··· Data ···

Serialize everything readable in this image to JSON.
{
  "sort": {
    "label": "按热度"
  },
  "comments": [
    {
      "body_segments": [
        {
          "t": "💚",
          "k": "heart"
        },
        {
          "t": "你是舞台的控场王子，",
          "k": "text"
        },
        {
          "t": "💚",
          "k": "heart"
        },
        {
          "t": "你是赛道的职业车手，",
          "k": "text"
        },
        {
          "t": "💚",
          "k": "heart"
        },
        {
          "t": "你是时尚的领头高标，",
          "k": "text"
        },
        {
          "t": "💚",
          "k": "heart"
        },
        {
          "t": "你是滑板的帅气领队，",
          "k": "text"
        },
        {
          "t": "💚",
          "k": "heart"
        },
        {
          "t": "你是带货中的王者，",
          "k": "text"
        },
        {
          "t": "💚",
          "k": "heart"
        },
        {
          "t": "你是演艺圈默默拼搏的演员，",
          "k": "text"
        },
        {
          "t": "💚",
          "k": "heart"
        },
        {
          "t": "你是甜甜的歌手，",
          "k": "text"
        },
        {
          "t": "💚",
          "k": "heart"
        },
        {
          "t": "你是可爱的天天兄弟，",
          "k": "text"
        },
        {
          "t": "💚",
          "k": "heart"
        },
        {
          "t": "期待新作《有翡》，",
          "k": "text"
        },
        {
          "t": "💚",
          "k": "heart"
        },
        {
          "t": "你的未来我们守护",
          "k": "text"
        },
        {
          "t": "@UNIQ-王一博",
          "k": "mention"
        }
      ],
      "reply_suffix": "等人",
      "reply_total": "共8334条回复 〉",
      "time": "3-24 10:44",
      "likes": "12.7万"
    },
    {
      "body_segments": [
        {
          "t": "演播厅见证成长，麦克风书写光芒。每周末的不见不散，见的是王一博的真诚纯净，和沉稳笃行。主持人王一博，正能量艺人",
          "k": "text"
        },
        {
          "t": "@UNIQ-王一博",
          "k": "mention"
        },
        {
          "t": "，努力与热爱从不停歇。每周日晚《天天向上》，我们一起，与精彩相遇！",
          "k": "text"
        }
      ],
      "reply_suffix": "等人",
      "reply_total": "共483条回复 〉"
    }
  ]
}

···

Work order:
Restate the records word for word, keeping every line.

Exercise solution:
Serialize everything readable in this image to JSON.
{
  "sort": {
    "label": "按热度"
  },
  "comments": [
    {
      "body_segments": [
        {
          "t": "💚",
          "k": "heart"
        },
        {
          "t": "你是舞台的控场王子，",
          "k": "text"
        },
        {
          "t": "💚",
          "k": "heart"
        },
        {
          "t": "你是赛道的职业车手，",
          "k": "text"
        },
        {
          "t": "💚",
          "k": "heart"
        },
        {
          "t": "你是时尚的领头高标，",
          "k": "text"
        },
        {
          "t": "💚",
          "k": "heart"
        },
        {
          "t": "你是滑板的帅气领队，",
          "k": "text"
        },
        {
          "t": "💚",
          "k": "heart"
        },
        {
          "t": "你是带货中的王者，",
          "k": "text"
        },
        {
          "t": "💚",
          "k": "heart"
        },
        {
          "t": "你是演艺圈默默拼搏的演员，",
          "k": "text"
        },
        {
          "t": "💚",
          "k": "heart"
        },
        {
          "t": "你是甜甜的歌手，",
          "k": "text"
        },
        {
          "t": "💚",
          "k": "heart"
        },
        {
          "t": "你是可爱的天天兄弟，",
          "k": "text"
        },
        {
          "t": "💚",
          "k": "heart"
        },
        {
          "t": "期待新作《有翡》，",
          "k": "text"
        },
        {
          "t": "💚",
          "k": "heart"
        },
        {
          "t": "你的未来我们守护",
          "k": "text"
        },
        {
          "t": "@UNIQ-王一博",
          "k": "mention"
        }
      ],
      "reply_suffix": "等人",
      "reply_total": "共8334条回复 〉",
      "time": "3-24 10:44",
      "likes": "12.7万"
    },
    {
      "body_segments": [
        {
          "t": "演播厅见证成长，麦克风书写光芒。每周末的不见不散，见的是王一博的真诚纯净，和沉稳笃行。主持人王一博，正能量艺人",
          "k": "text"
        },
        {
          "t": "@UNIQ-王一博",
          "k": "mention"
        },
        {
          "t": "，努力与热爱从不停歇。每周日晚《天天向上》，我们一起，与精彩相遇！",
          "k": "text"
        }
      ],
      "reply_suffix": "等人",
      "reply_total": "共483条回复 〉"
    }
  ]
}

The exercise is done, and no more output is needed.